Unlike other vaccines, HPV is not required for school enrollment in Florida and is not offered by some physicians. Vaccination rates are low nationally, especially in Broward and Florida.

Hoping to boost the rates, DOH-Broward won a special $40,000 grant over two years from the National Association of County and City Health Officials. The grants were given to only nine organizations nationwide from states that have low HPV vaccination rates.

DOH-Broward and its community partners in the Immunization Action Coalition are planning a campaign to start in summer that aims to increase the number of adolescents vaccinated against HPV.

“We think the major issue is education,” says Dr. Paula Thaqi, Director of DOH-Broward. “Parents may be hesitant about the vaccine. We need to communicate that the vaccine can prevent cancers.”

In addition, there’s a logistical hurdle to solve. The vaccine is given in three doses over six months, but many families who come for the first dose never return for the second or third dose, Thaqi says.

Actions that are expected to be part of the campaign will be to inform medical providers about the vaccine, educate families and create a system to remind families about the follow-up doses.

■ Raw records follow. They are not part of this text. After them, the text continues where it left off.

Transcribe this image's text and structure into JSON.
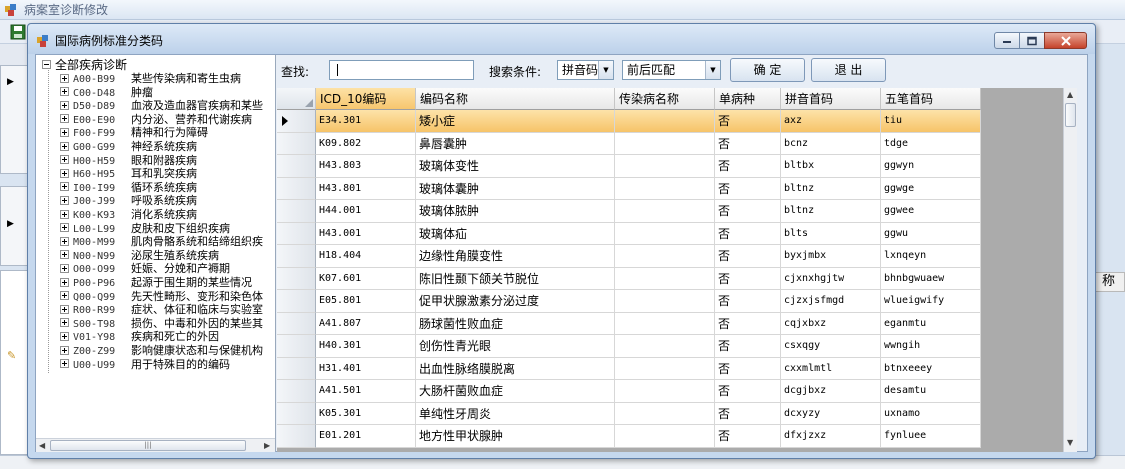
{
  "parent_window": {
    "title": "病案室诊断修改",
    "right_column_label": "称"
  },
  "dialog": {
    "title": "国际病例标准分类码",
    "controls": {
      "minimize": "minimize-icon",
      "maximize": "maximize-icon",
      "close": "close-icon"
    }
  },
  "search": {
    "find_label": "查找:",
    "find_value": "",
    "condition_label": "搜索条件:",
    "condition_value": "拼音码",
    "match_value": "前后匹配",
    "confirm_label": "确 定",
    "exit_label": "退 出"
  },
  "tree": {
    "root": "全部疾病诊断",
    "nodes": [
      {
        "code": "A00-B99",
        "name": "某些传染病和寄生虫病"
      },
      {
        "code": "C00-D48",
        "name": "肿瘤"
      },
      {
        "code": "D50-D89",
        "name": "血液及造血器官疾病和某些"
      },
      {
        "code": "E00-E90",
        "name": "内分泌、营养和代谢疾病"
      },
      {
        "code": "F00-F99",
        "name": "精神和行为障碍"
      },
      {
        "code": "G00-G99",
        "name": "神经系统疾病"
      },
      {
        "code": "H00-H59",
        "name": "眼和附器疾病"
      },
      {
        "code": "H60-H95",
        "name": "耳和乳突疾病"
      },
      {
        "code": "I00-I99",
        "name": "循环系统疾病"
      },
      {
        "code": "J00-J99",
        "name": "呼吸系统疾病"
      },
      {
        "code": "K00-K93",
        "name": "消化系统疾病"
      },
      {
        "code": "L00-L99",
        "name": "皮肤和皮下组织疾病"
      },
      {
        "code": "M00-M99",
        "name": "肌肉骨骼系统和结缔组织疾"
      },
      {
        "code": "N00-N99",
        "name": "泌尿生殖系统疾病"
      },
      {
        "code": "O00-O99",
        "name": "妊娠、分娩和产褥期"
      },
      {
        "code": "P00-P96",
        "name": "起源于围生期的某些情况"
      },
      {
        "code": "Q00-Q99",
        "name": "先天性畸形、变形和染色体"
      },
      {
        "code": "R00-R99",
        "name": "症状、体征和临床与实验室"
      },
      {
        "code": "S00-T98",
        "name": "损伤、中毒和外因的某些其"
      },
      {
        "code": "V01-Y98",
        "name": "疾病和死亡的外因"
      },
      {
        "code": "Z00-Z99",
        "name": "影响健康状态和与保健机构"
      },
      {
        "code": "U00-U99",
        "name": "用于特殊目的的编码"
      }
    ]
  },
  "grid": {
    "columns": [
      "ICD_10编码",
      "编码名称",
      "传染病名称",
      "单病种",
      "拼音首码",
      "五笔首码"
    ],
    "rows": [
      {
        "code": "E34.301",
        "name": "矮小症",
        "infect": "",
        "single": "否",
        "py": "axz",
        "wb": "tiu"
      },
      {
        "code": "K09.802",
        "name": "鼻唇囊肿",
        "infect": "",
        "single": "否",
        "py": "bcnz",
        "wb": "tdge"
      },
      {
        "code": "H43.803",
        "name": "玻璃体变性",
        "infect": "",
        "single": "否",
        "py": "bltbx",
        "wb": "ggwyn"
      },
      {
        "code": "H43.801",
        "name": "玻璃体囊肿",
        "infect": "",
        "single": "否",
        "py": "bltnz",
        "wb": "ggwge"
      },
      {
        "code": "H44.001",
        "name": "玻璃体脓肿",
        "infect": "",
        "single": "否",
        "py": "bltnz",
        "wb": "ggwee"
      },
      {
        "code": "H43.001",
        "name": "玻璃体疝",
        "infect": "",
        "single": "否",
        "py": "blts",
        "wb": "ggwu"
      },
      {
        "code": "H18.404",
        "name": "边缘性角膜变性",
        "infect": "",
        "single": "否",
        "py": "byxjmbx",
        "wb": "lxnqeyn"
      },
      {
        "code": "K07.601",
        "name": "陈旧性颞下颌关节脱位",
        "infect": "",
        "single": "否",
        "py": "cjxnxhgjtw",
        "wb": "bhnbgwuaew"
      },
      {
        "code": "E05.801",
        "name": "促甲状腺激素分泌过度",
        "infect": "",
        "single": "否",
        "py": "cjzxjsfmgd",
        "wb": "wlueigwify"
      },
      {
        "code": "A41.807",
        "name": "肠球菌性败血症",
        "infect": "",
        "single": "否",
        "py": "cqjxbxz",
        "wb": "eganmtu"
      },
      {
        "code": "H40.301",
        "name": "创伤性青光眼",
        "infect": "",
        "single": "否",
        "py": "csxqgy",
        "wb": "wwngih"
      },
      {
        "code": "H31.401",
        "name": "出血性脉络膜脱离",
        "infect": "",
        "single": "否",
        "py": "cxxmlmtl",
        "wb": "btnxeeey"
      },
      {
        "code": "A41.501",
        "name": "大肠杆菌败血症",
        "infect": "",
        "single": "否",
        "py": "dcgjbxz",
        "wb": "desamtu"
      },
      {
        "code": "K05.301",
        "name": "单纯性牙周炎",
        "infect": "",
        "single": "否",
        "py": "dcxyzy",
        "wb": "uxnamo"
      },
      {
        "code": "E01.201",
        "name": "地方性甲状腺肿",
        "infect": "",
        "single": "否",
        "py": "dfxjzxz",
        "wb": "fynluee"
      }
    ]
  }
}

In 2013, an estimated 50 percent of Florida girls got a first dose of HPV vaccine (seventh lowest among states) and 28 percent of boys (17th lowest), says the Centers for Disease Control and Prevention. Only 34 percent of Florida girls and 13 percent of boys had all three doses. The rates in South Florida are thought to be similar. 

Parents can help DOH-Broward with the campaign, by taking a Parent Survey on Human Papillomavirus. The nine-question survey is anonymous and will take only a few minutes to complete. The answers from parents will help direct what educational actions are made during the HPV campaign. Thank you for participating.

Tuesday, March 17, 2015

Broward County Immunization Action Coalition

Next Meeting: March 17, 2015 at 3 p.m. - 5 p.m.
Florida Department of Health in Broward County
780 SW 24th St.
Fort Lauderdale, FL 33315
2nd Floor Main Conference Room
Everyone is invited!

Friday, January 30, 2015

Broward County Immunization Action Coalition